Retail is struggling with tough task of grasping the potential of big data says Glynn Davis of RetailInsider, reporting exclusively for Retail Technology
Using 'Big Data' to create competitive advantage is proving increasingly important for retailers. But it emerged at the National Retail Federation's 'Retail Big Show' today that harnessing the data and gaining the relevant insight from it is proving a difficult task, writes Glynn Davis of RetailInsider.
Vivek Sharma, general manager and head of retail in Europe at Wipro, said: "Most of the conversations we are having with retailers involve an interest in [Big Data] analytics. Retailers are looking into it because data can be a differentiating factor and there is now more of it available especially with social media platforms [becoming more prevalent]."
Managing diverse data
However, there have been few examples of retailers enjoying meaningful gains from utilising big data - especially where it involves unstructured data such as video and Twitter feeds.
Jim Campbell, marketing manager for HP, highlights John Lewis as a rare example of a merchant using big data. Unlike many retailers he says it has combined both the instore and online sales histories of its customers to enable it to make potential additional sales at the point of sale (PoS) instore by prompting the sales assistants to make relevant recommendations.
"Lots of retailers want to do this but they have not invested in collecting the data. John Lewis has been pro-active in using the data and tying it in with providing added value service," said Campbell.
It has also leveraged social media data by linking its customer base with their Facebook accounts in order to identify potential topics that in can then engage them in discussions about.
Building structure at source
Unstructured data - from sources like social media platforms - is at the heart of the HP subsidiary Autonomy that is in a strong position to benefit from the emergence of big data.
It is working with retailers like US-based Macy's to determine the demographics of people visiting its website by using their internet protocol (IP) address and linking this to Experian for census information. This is then used to segment its customer base for investigating multivariant testing (MVT) on its website for specific market segments.
When this is combined with social media data and live chat interactions and then fed into the Autonomy Livesite software it is possible for websites to be tailored to specific segments or even down to individual customers - particularly for high value categories.
Recognising the importance of utilising multiple sources of data to create competitive advantage, SAP launched its Precision Retail application to bring together all data in the enterprise.
Transport system gets on board
Andrew Jones, industry principal at SAP in Europe, Middle East and Africa, said: "It goes beyond loyalty programmes and creates more of a dialogue - based on customer preferences and geolocation data.
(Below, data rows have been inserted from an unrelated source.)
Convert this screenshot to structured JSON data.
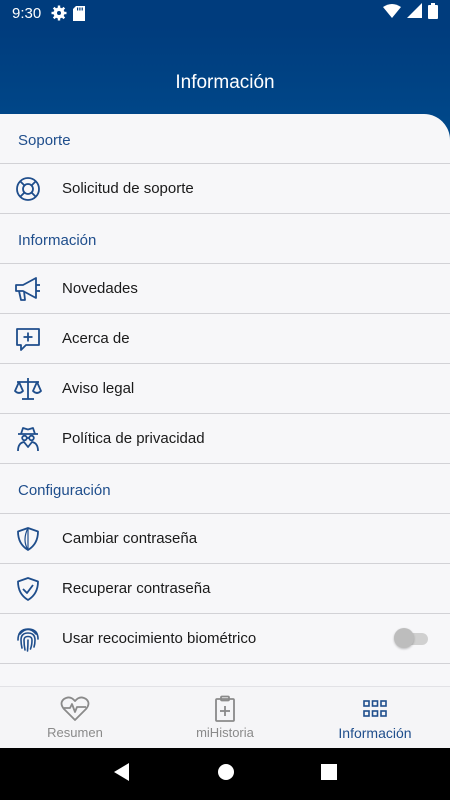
{
  "status_bar": {
    "time": "9:30"
  },
  "header": {
    "title": "Información"
  },
  "sections": [
    {
      "title": "Soporte",
      "items": [
        {
          "label": "Solicitud de soporte",
          "icon": "lifebuoy-icon"
        }
      ]
    },
    {
      "title": "Información",
      "items": [
        {
          "label": "Novedades",
          "icon": "megaphone-icon"
        },
        {
          "label": "Acerca de",
          "icon": "chat-plus-icon"
        },
        {
          "label": "Aviso legal",
          "icon": "scales-icon"
        },
        {
          "label": "Política de privacidad",
          "icon": "spy-icon"
        }
      ]
    },
    {
      "title": "Configuración",
      "items": [
        {
          "label": "Cambiar contraseña",
          "icon": "shield-icon"
        },
        {
          "label": "Recuperar contraseña",
          "icon": "shield-check-icon"
        },
        {
          "label": "Usar recocimiento biométrico",
          "icon": "fingerprint-icon",
          "toggle": false
        }
      ]
    }
  ],
  "bottom_nav": [
    {
      "label": "Resumen",
      "icon": "heart-pulse-icon",
      "active": false
    },
    {
      "label": "miHistoria",
      "icon": "clipboard-plus-icon",
      "active": false
    },
    {
      "label": "Información",
      "icon": "grid-icon",
      "active": true
    }
  ],
  "colors": {
    "primary": "#003c7d",
    "accent": "#1f4e8c",
    "background": "#f7f7f9"
  }
}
And because it sits in the cloud it can be implemented in a matter of weeks."
This model has made it suitable for its imminent adoption by the operator of the transport system in Montreal, Canada. This will involve linking the holders of travel cards with merchants and venues in the city that are accessible via public transport.
The ability of it to influence the usage of transport - potentially shifting travellers away from peak times by offering them promotions at certain relevant venues - has brought SAP's solution to the attention of an unnamed UK transport authority. Jones will only reveal that SAP is "engaged" with the organisation.